▶ Task statement
Going through the entries below, count each line containing the word "content". Report the number only.
Material supplied section start
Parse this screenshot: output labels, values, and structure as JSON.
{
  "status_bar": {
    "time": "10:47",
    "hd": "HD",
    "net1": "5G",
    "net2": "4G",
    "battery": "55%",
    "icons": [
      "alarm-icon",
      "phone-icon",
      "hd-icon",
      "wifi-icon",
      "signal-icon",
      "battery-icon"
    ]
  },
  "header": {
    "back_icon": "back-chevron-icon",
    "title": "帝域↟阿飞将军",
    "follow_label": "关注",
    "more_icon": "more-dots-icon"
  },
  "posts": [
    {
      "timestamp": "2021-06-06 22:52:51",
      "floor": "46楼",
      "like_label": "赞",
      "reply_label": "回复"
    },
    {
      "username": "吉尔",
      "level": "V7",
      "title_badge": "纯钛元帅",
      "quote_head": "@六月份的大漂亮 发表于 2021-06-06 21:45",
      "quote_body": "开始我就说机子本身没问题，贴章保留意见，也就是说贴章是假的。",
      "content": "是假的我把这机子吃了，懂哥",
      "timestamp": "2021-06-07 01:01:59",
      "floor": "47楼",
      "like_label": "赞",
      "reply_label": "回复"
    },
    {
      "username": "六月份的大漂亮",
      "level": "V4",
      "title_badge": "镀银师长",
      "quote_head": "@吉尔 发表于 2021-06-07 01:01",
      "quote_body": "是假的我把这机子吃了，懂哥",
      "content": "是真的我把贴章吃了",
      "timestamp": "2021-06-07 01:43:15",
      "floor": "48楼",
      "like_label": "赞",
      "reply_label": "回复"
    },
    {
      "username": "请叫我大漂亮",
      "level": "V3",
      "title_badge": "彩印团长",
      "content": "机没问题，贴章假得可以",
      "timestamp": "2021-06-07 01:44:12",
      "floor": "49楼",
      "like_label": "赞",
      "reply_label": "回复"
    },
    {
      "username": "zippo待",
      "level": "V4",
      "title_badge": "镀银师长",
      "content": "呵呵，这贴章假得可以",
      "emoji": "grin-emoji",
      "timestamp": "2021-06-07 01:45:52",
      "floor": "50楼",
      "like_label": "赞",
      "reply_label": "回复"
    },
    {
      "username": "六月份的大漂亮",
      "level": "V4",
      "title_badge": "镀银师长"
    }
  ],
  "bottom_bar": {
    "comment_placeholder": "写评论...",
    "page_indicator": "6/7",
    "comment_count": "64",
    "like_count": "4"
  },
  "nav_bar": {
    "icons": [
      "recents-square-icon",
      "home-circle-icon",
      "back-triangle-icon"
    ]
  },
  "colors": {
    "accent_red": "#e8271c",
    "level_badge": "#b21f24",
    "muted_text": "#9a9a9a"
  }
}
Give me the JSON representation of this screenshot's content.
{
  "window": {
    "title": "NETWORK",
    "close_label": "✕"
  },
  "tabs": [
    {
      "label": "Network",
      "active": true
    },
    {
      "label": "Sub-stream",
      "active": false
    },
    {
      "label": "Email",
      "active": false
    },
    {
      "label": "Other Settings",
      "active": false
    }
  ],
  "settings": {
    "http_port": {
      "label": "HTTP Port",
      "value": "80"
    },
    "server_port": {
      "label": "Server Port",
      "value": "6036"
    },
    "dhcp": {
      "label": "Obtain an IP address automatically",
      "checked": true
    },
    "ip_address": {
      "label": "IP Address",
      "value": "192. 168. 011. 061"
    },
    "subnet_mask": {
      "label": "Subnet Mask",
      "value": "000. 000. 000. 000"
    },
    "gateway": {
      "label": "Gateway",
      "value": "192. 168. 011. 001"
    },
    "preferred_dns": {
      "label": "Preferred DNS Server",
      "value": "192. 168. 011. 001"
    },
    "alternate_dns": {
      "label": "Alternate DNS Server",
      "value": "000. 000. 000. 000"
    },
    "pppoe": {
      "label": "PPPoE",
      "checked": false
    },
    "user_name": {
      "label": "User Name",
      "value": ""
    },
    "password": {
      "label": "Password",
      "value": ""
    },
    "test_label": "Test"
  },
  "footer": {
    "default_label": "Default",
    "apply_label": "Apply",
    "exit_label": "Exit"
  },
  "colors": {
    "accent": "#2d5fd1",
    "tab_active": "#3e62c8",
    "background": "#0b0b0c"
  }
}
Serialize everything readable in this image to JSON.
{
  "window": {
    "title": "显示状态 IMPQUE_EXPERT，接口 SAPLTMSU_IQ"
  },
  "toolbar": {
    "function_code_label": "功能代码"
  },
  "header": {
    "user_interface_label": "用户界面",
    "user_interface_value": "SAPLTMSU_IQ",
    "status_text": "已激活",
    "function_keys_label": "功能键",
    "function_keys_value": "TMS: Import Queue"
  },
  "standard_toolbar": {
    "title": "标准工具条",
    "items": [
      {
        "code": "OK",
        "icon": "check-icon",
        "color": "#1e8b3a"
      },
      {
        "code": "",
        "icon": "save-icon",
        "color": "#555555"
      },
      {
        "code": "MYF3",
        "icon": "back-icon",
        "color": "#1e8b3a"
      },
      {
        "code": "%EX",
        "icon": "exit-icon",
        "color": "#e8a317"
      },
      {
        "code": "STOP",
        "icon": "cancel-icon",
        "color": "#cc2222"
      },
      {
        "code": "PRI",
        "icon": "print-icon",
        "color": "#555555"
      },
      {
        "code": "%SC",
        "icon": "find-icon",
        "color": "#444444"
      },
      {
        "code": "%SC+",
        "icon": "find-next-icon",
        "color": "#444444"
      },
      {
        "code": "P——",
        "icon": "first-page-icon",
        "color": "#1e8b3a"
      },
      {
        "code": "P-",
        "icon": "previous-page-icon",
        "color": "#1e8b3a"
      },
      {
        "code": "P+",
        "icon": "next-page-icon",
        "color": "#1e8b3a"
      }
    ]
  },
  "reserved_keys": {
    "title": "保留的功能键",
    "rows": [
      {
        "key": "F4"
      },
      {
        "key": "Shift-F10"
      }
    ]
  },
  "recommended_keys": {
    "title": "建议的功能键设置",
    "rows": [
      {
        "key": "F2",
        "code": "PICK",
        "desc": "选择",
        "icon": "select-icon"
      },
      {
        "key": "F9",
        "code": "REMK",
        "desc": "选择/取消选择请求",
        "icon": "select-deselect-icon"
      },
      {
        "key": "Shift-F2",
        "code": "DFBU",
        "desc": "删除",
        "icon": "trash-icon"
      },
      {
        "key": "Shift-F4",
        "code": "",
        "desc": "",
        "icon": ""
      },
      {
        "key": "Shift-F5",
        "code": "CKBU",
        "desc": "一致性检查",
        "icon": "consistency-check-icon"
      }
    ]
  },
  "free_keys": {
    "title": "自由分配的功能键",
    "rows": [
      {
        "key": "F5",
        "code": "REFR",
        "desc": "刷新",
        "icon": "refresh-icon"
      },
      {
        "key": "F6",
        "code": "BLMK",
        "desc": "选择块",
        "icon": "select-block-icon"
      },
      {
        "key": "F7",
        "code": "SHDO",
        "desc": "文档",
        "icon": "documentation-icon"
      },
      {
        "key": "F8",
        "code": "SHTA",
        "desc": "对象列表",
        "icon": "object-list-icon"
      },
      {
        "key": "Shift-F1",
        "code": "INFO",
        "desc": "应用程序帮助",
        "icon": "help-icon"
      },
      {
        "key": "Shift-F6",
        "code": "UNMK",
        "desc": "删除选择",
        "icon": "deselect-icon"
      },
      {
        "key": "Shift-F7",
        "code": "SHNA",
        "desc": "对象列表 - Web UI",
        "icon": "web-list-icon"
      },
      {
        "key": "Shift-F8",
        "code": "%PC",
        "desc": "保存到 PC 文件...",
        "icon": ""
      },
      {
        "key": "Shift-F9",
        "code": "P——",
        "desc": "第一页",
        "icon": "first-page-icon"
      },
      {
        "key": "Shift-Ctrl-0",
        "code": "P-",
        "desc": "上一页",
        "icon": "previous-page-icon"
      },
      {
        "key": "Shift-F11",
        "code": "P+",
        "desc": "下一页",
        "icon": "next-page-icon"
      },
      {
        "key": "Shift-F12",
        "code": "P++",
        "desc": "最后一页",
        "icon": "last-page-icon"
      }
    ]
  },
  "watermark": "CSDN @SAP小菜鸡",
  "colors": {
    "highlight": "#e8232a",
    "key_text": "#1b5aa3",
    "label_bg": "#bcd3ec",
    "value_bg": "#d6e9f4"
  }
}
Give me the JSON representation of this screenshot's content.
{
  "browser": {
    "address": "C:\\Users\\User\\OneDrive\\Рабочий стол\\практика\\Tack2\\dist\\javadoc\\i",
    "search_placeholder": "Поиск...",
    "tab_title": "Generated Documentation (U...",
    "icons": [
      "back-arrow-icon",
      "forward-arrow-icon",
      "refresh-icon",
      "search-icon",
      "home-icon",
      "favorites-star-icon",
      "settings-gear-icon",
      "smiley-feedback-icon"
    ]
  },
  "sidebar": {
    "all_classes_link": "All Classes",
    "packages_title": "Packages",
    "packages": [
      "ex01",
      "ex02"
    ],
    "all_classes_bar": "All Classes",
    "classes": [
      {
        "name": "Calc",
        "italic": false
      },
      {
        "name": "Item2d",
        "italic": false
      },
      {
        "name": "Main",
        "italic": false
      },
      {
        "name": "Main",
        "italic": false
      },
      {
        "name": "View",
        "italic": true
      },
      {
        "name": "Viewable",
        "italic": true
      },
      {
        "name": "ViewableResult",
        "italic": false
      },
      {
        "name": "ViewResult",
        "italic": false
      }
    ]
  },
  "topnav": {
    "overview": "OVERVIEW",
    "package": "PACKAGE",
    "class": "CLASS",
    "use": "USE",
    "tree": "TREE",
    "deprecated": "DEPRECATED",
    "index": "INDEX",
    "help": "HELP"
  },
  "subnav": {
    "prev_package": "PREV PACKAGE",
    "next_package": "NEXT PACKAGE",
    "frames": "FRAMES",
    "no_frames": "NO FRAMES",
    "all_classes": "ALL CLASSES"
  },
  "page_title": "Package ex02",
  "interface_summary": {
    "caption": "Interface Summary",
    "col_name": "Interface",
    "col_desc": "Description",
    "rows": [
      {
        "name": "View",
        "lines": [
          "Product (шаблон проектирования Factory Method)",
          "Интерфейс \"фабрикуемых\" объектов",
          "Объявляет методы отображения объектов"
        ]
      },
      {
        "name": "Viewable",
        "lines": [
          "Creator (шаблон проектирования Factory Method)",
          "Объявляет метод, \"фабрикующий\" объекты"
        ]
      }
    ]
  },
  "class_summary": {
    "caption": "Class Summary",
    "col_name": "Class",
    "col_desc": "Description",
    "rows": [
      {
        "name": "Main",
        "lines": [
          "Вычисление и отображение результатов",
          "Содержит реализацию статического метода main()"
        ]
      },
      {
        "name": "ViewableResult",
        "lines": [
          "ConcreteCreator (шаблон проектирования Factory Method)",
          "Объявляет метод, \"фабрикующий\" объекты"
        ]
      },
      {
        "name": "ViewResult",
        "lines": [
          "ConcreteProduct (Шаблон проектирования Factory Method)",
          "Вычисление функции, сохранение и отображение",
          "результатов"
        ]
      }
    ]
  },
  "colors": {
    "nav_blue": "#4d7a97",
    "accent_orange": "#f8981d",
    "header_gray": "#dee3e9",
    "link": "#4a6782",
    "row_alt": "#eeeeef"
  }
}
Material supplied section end
▶ Response to the exercise
6